• YOUR GOAL: Search the data for "kind". Each line containing it is to be copied.

• EXERCISE MATERIALS:
* * * * * * *
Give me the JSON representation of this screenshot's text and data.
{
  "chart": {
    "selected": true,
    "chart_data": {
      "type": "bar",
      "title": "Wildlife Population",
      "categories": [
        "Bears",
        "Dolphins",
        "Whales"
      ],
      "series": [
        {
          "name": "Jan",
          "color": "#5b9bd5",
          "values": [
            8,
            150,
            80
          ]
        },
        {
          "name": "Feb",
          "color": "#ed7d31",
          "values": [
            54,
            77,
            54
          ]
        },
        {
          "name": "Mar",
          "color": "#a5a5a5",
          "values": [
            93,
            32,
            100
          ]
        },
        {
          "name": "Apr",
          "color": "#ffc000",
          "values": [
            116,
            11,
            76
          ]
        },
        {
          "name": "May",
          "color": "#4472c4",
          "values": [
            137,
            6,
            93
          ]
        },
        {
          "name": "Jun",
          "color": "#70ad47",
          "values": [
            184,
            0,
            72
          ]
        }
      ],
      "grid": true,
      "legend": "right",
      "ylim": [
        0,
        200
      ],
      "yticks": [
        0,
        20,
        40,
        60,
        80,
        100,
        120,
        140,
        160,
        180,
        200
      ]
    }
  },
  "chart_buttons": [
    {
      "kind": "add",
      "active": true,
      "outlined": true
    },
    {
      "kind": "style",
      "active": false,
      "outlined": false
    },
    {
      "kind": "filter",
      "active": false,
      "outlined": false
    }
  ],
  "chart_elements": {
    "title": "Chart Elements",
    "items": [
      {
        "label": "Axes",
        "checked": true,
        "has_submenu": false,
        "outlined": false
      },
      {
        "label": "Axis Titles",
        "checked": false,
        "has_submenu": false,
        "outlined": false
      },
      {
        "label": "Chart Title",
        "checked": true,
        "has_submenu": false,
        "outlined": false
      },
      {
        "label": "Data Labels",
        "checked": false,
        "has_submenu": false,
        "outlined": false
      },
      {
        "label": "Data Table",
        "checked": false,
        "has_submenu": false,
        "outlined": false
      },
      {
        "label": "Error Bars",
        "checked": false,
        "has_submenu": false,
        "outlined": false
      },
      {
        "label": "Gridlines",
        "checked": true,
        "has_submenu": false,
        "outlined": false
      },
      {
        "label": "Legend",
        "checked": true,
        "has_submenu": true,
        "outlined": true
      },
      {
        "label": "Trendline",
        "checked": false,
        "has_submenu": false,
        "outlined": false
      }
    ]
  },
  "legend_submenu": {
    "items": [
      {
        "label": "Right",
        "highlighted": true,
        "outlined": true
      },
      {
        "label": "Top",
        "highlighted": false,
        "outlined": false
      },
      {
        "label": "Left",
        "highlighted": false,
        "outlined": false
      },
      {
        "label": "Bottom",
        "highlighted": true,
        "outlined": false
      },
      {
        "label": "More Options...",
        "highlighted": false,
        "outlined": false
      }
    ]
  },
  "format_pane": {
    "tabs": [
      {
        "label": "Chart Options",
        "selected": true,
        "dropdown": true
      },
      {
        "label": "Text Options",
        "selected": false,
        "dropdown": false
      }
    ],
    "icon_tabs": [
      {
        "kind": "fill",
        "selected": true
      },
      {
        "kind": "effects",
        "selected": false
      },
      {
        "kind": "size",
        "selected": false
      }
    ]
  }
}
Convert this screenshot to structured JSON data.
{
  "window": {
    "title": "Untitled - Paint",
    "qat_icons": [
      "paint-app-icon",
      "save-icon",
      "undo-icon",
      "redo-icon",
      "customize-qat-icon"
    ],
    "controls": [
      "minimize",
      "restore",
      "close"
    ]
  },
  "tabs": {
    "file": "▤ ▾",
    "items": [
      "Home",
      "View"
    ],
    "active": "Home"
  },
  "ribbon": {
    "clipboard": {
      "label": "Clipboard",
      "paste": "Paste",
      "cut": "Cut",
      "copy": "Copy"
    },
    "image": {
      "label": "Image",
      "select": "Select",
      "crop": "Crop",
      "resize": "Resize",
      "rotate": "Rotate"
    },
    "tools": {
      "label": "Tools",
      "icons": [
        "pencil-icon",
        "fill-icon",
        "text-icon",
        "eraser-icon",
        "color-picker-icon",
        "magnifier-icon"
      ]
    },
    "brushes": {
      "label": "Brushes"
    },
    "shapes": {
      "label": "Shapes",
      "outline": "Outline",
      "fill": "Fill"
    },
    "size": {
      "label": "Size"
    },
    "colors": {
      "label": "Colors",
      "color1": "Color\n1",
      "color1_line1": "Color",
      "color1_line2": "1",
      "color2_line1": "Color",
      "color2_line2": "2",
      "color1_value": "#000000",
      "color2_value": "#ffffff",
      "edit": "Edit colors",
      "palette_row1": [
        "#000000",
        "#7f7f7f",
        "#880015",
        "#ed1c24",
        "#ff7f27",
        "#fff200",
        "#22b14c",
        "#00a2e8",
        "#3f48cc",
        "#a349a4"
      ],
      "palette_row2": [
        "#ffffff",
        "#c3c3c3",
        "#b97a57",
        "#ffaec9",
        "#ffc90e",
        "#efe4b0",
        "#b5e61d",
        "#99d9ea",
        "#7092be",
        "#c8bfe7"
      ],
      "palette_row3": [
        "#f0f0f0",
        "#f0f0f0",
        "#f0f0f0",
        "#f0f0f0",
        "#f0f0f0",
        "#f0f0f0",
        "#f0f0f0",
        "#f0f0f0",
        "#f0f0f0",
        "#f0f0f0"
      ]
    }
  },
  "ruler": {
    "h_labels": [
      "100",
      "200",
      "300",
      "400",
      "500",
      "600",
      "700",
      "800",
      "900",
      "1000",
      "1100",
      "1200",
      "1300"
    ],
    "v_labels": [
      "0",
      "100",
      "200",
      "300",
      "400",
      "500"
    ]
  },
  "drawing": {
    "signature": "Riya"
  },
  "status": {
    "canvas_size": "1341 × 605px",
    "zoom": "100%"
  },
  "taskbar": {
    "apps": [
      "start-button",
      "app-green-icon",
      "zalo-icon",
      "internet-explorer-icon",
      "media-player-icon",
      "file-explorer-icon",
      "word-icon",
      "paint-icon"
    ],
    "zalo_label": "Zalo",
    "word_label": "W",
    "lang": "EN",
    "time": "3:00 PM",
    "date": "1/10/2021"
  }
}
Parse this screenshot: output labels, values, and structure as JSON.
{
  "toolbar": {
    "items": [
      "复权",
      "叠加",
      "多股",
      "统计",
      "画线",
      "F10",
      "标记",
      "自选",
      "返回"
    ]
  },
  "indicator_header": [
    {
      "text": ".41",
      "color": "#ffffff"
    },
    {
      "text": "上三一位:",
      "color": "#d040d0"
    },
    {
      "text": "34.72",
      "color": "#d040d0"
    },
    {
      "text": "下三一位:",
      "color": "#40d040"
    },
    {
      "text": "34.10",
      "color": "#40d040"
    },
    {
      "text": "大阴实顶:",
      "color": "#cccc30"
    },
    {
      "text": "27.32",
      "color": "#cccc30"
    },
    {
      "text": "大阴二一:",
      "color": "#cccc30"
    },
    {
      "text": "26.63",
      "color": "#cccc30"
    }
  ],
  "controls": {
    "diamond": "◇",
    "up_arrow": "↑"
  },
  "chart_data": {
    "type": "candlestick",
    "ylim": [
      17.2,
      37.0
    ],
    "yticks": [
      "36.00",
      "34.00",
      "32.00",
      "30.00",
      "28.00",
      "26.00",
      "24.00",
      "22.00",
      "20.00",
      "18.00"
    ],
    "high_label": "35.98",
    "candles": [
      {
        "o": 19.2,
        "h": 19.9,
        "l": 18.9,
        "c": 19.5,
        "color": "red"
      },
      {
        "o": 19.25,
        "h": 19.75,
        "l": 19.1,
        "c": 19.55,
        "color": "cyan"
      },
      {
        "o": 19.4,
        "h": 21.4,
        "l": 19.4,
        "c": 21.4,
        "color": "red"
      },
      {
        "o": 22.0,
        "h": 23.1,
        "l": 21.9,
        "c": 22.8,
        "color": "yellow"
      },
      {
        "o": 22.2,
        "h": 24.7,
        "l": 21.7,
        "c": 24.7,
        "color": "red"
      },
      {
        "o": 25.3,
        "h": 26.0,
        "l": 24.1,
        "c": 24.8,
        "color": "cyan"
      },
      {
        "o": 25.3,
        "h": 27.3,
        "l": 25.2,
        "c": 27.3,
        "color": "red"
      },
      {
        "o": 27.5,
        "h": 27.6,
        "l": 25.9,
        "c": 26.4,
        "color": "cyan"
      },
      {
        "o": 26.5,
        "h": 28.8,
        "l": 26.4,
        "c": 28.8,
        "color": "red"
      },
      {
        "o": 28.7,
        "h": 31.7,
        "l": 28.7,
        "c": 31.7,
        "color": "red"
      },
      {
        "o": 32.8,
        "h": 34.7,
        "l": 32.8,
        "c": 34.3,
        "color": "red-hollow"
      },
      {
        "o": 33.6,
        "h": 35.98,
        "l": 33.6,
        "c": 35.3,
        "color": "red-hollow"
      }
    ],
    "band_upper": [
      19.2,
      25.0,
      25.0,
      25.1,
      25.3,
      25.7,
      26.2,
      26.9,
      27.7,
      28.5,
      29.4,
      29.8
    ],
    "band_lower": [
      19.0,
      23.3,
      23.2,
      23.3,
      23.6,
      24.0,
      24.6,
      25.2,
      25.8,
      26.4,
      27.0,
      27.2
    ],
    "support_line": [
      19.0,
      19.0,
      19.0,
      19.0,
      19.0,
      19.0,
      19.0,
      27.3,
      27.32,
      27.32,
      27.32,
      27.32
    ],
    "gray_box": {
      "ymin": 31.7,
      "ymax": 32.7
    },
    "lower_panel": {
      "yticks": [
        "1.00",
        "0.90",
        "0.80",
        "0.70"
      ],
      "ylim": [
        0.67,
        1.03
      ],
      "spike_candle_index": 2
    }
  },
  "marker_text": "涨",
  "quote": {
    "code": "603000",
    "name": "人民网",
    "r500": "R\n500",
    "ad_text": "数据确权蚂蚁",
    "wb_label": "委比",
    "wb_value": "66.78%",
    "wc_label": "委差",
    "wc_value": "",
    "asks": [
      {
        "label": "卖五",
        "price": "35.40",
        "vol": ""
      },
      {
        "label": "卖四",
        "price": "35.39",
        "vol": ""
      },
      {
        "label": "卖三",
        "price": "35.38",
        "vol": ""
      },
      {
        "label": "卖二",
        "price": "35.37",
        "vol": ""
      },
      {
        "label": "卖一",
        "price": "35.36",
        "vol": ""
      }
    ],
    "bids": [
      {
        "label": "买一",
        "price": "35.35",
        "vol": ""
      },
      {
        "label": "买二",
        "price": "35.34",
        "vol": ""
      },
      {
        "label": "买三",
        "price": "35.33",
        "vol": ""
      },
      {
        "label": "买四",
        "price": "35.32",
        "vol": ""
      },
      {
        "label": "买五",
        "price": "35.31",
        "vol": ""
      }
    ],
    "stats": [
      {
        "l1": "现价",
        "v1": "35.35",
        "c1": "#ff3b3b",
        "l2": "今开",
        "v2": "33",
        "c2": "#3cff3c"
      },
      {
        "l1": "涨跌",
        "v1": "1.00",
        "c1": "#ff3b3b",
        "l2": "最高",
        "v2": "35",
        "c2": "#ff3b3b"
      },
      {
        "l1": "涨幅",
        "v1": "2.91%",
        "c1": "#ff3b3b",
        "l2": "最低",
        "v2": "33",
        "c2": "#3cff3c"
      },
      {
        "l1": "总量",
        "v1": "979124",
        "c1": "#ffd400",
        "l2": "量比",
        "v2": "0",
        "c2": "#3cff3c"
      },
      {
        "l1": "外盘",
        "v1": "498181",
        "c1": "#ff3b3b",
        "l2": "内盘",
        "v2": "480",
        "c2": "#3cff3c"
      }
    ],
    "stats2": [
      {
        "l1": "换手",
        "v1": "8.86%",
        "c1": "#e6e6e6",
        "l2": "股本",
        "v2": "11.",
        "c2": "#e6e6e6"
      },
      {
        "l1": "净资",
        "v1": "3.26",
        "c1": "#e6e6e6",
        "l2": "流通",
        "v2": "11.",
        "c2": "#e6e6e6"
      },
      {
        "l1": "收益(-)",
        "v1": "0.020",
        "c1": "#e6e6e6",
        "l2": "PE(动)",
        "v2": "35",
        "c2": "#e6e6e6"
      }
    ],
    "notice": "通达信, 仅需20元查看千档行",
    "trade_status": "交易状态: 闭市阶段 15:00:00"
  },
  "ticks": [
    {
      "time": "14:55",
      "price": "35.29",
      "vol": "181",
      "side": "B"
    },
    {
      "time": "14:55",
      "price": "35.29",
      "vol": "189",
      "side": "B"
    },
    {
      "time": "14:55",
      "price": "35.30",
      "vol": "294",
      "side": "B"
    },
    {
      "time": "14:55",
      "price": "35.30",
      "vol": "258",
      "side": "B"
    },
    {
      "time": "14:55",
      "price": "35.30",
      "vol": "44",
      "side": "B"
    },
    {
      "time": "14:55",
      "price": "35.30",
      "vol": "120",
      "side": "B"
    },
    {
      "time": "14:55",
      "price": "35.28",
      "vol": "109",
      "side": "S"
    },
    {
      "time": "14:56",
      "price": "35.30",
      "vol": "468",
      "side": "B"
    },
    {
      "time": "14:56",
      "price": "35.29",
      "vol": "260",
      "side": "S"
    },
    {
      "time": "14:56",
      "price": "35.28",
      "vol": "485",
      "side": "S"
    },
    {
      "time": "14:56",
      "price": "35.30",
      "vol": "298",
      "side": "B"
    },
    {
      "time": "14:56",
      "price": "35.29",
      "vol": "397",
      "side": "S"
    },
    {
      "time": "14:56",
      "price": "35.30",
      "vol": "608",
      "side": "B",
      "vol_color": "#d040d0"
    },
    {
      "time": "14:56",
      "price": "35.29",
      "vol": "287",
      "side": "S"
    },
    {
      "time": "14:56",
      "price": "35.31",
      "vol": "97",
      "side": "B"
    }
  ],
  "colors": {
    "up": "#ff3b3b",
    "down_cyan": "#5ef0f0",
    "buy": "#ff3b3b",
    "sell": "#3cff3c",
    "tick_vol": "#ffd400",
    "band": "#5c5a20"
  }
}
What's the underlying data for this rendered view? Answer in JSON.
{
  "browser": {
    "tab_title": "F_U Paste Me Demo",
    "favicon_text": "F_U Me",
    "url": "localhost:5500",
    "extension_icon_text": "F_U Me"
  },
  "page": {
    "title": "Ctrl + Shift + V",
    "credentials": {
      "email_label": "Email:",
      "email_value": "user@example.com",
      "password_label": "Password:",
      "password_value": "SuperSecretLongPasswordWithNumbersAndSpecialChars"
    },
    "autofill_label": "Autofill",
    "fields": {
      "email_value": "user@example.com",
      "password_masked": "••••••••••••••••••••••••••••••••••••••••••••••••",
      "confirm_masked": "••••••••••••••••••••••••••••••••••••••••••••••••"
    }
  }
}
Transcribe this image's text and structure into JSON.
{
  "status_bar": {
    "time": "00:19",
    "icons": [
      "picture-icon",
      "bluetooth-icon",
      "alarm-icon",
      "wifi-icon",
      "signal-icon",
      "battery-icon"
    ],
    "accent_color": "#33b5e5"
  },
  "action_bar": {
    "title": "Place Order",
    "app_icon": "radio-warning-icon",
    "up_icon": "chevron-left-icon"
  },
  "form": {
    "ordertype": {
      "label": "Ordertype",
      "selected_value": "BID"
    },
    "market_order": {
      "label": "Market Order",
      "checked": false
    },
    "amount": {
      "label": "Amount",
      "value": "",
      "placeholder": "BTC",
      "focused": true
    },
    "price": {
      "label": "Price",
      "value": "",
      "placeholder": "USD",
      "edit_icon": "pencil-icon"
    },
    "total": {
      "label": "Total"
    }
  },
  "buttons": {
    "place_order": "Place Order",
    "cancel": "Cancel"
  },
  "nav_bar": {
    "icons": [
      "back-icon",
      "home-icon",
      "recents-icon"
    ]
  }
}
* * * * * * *
• EXERCISE SOLUTION:
      "kind": "add",
      "kind": "style",
      "kind": "filter",
        "kind": "fill",
        "kind": "effects",
        "kind": "size",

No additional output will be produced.